Dozois's Year's Best SF turns 30 with a spectacular, diverse global collection of indispensable short fiction

The 30th edition of Gardner Dozois's Year's Best Science Fiction has been published today. This is consistently the best of the year's-best anthologies in the field — absolutely indispensable. The series is celebrating the thirtieth milestone with an especially amazing installment. Editor Gardner Dozois explains:

It shows the continuing evolution of the field in the Twenty-First Century, as new types of people with new perspective and new approaches continue to come into it, people who might not have fit comfortably into John W. Campbell's largely white, male, middle-class, American stable of writers at ANALOG in the '30s and '40s. This volume contains work by Indian writers such as Indrapreamit Das and Vandana Singh, Israeli writers such as Lavie Tidhar, French writers such as Aliette de Bodard, Finnish writers like Hannu Rajaniemi, Australian writers such as Sean McMullen, Canadians such as Robert Charles Wilson, English writers such as Paul McAuley, Alastair Reynolds, and Adam Roberts, and lots of women writers, such as, in addition to the ones already named, Pat Cadigan, Eleanor Arnason, Elizabeth Bear, Carrie Vaughn, Linda Nagata, Megan Lindholm, Brit Mandelo, and Sarah Monette. In addition to new writers, short science fiction is now appearing widely outside of the traditional genre print magazines, and this anthology contains almost as many stories from online electronic sources as it does from print sources, including two stories (the Bear & Monette and the Robert Charles Wilson) that had only appeared before in audio form, as podcasts, and had never before been collected in print form.

And every year the older writers (some of them, anyway) continue to do really good work as well. I don't think the overall level of literary quality in science fiction has ever been higher–and I've been watching the field for a long time.

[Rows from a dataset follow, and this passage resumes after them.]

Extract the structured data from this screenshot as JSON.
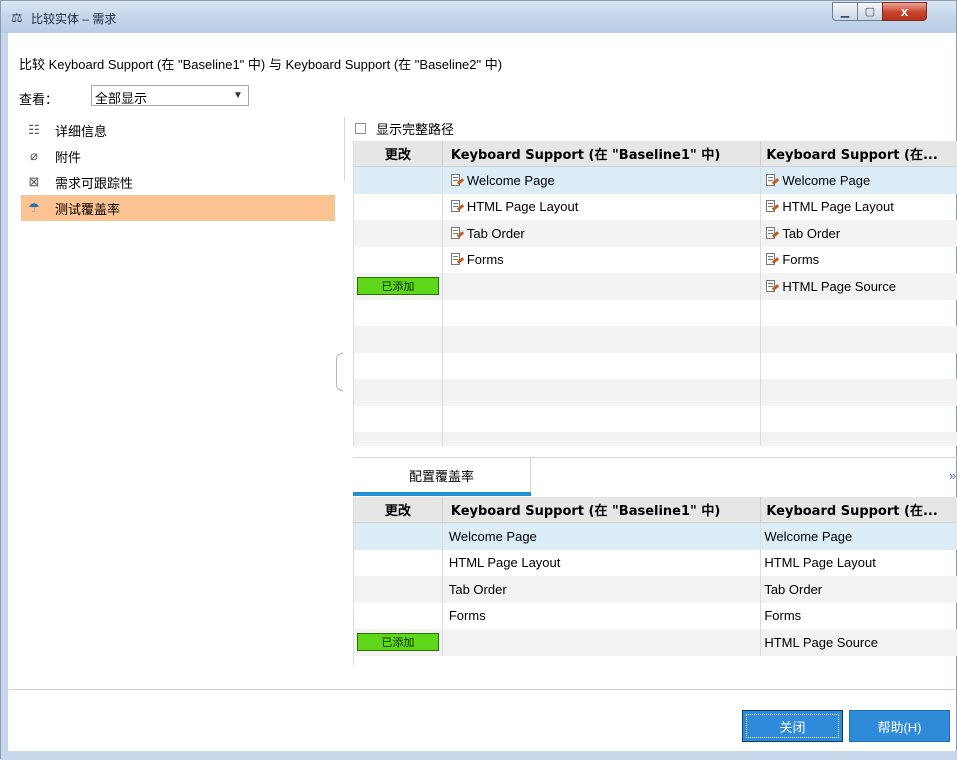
{
  "window": {
    "title": "比较实体 – 需求",
    "icon": "balance-scale-icon",
    "controls": {
      "minimize_icon": "minimize-icon",
      "maximize_icon": "maximize-icon",
      "close_label": "x"
    }
  },
  "compare_description": "比较 Keyboard Support (在 \"Baseline1\" 中) 与 Keyboard Support (在 \"Baseline2\" 中)",
  "view": {
    "label": "查看：",
    "selected": "全部显示"
  },
  "nav": {
    "items": [
      {
        "label": "详细信息",
        "icon": "details-icon",
        "selected": false
      },
      {
        "label": "附件",
        "icon": "paperclip-icon",
        "selected": false
      },
      {
        "label": "需求可跟踪性",
        "icon": "traceability-icon",
        "selected": false
      },
      {
        "label": "测试覆盖率",
        "icon": "umbrella-icon",
        "selected": true
      }
    ]
  },
  "show_full_path": {
    "label": "显示完整路径",
    "checked": false
  },
  "grid1": {
    "columns": [
      "更改",
      "Keyboard Support (在 \"Baseline1\" 中)",
      "Keyboard Support (在..."
    ],
    "rows": [
      {
        "change": "",
        "left": "Welcome Page",
        "right": "Welcome Page"
      },
      {
        "change": "",
        "left": "HTML Page Layout",
        "right": "HTML Page Layout"
      },
      {
        "change": "",
        "left": "Tab Order",
        "right": "Tab Order"
      },
      {
        "change": "",
        "left": "Forms",
        "right": "Forms"
      },
      {
        "change": "已添加",
        "left": "",
        "right": "HTML Page Source"
      }
    ]
  },
  "coverage_tab": {
    "label": "配置覆盖率",
    "expand_icon": "double-chevron-down-icon"
  },
  "grid2": {
    "columns": [
      "更改",
      "Keyboard Support (在 \"Baseline1\" 中)",
      "Keyboard Support (在..."
    ],
    "rows": [
      {
        "change": "",
        "left": "Welcome Page",
        "right": "Welcome Page"
      },
      {
        "change": "",
        "left": "HTML Page Layout",
        "right": "HTML Page Layout"
      },
      {
        "change": "",
        "left": "Tab Order",
        "right": "Tab Order"
      },
      {
        "change": "",
        "left": "Forms",
        "right": "Forms"
      },
      {
        "change": "已添加",
        "left": "",
        "right": "HTML Page Source"
      }
    ]
  },
  "buttons": {
    "close": "关闭",
    "help": "帮助(H)"
  },
  "colors": {
    "added_badge": "#5ed619",
    "selected_nav": "#fbc391",
    "selected_row": "#dcedf8",
    "button": "#2f8ad9"
  }
}
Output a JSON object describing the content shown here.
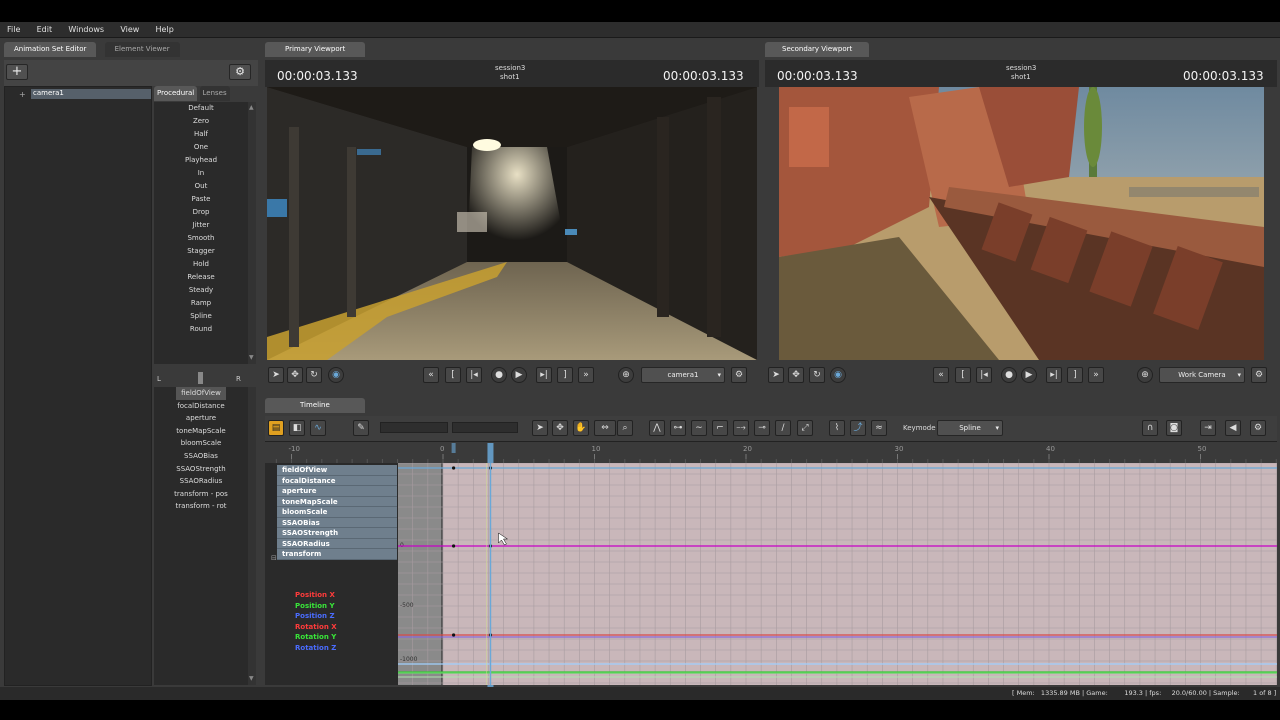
{
  "menu": [
    "File",
    "Edit",
    "Windows",
    "View",
    "Help"
  ],
  "left_panel": {
    "tabs": [
      "Animation Set Editor",
      "Element Viewer"
    ],
    "tree_item": "camera1",
    "preset_tabs": [
      "Procedural",
      "Lenses"
    ],
    "presets": [
      "Default",
      "Zero",
      "Half",
      "One",
      "Playhead",
      "In",
      "Out",
      "Paste",
      "Drop",
      "Jitter",
      "Smooth",
      "Stagger",
      "Hold",
      "Release",
      "Steady",
      "Ramp",
      "Spline",
      "Round"
    ],
    "slider_left": "L",
    "slider_right": "R",
    "attributes": [
      "fieldOfView",
      "focalDistance",
      "aperture",
      "toneMapScale",
      "bloomScale",
      "SSAOBias",
      "SSAOStrength",
      "SSAORadius",
      "transform - pos",
      "transform - rot"
    ]
  },
  "primary_viewport": {
    "tab": "Primary Viewport",
    "time_left": "00:00:03.133",
    "time_right": "00:00:03.133",
    "session": "session3",
    "shot": "shot1",
    "camera": "camera1"
  },
  "secondary_viewport": {
    "tab": "Secondary Viewport",
    "time_left": "00:00:03.133",
    "time_right": "00:00:03.133",
    "session": "session3",
    "shot": "shot1",
    "camera": "Work Camera"
  },
  "timeline": {
    "tab": "Timeline",
    "keymode_label": "Keymode",
    "keymode_value": "Spline",
    "ruler_ticks": [
      "-10",
      "0",
      "10",
      "20",
      "30",
      "40",
      "50"
    ],
    "value_labels": [
      "0",
      "-500",
      "-1000"
    ],
    "channels": [
      "fieldOfView",
      "focalDistance",
      "aperture",
      "toneMapScale",
      "bloomScale",
      "SSAOBias",
      "SSAOStrength",
      "SSAORadius",
      "transform"
    ],
    "transform_channels": [
      {
        "label": "Position X",
        "color": "#ff3b3b"
      },
      {
        "label": "Position Y",
        "color": "#39e639"
      },
      {
        "label": "Position Z",
        "color": "#4a6cff"
      },
      {
        "label": "Rotation X",
        "color": "#ff3b3b"
      },
      {
        "label": "Rotation Y",
        "color": "#39e639"
      },
      {
        "label": "Rotation Z",
        "color": "#4a6cff"
      }
    ],
    "playhead_frame": 3.133
  },
  "status_bar": {
    "text": "[ Mem:   1335.89 MB | Game:        193.3 | fps:     20.0/60.00 | Sample:",
    "page": "1 of 8 ]"
  },
  "colors": {
    "attr_highlight": "#6f7f8d",
    "curve_magenta": "#c800c8",
    "graph_bg": "#c9b7ba",
    "playhead": "#6aa8d8"
  }
}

The Year's Best Science Fiction: Thirtieth Annual Collection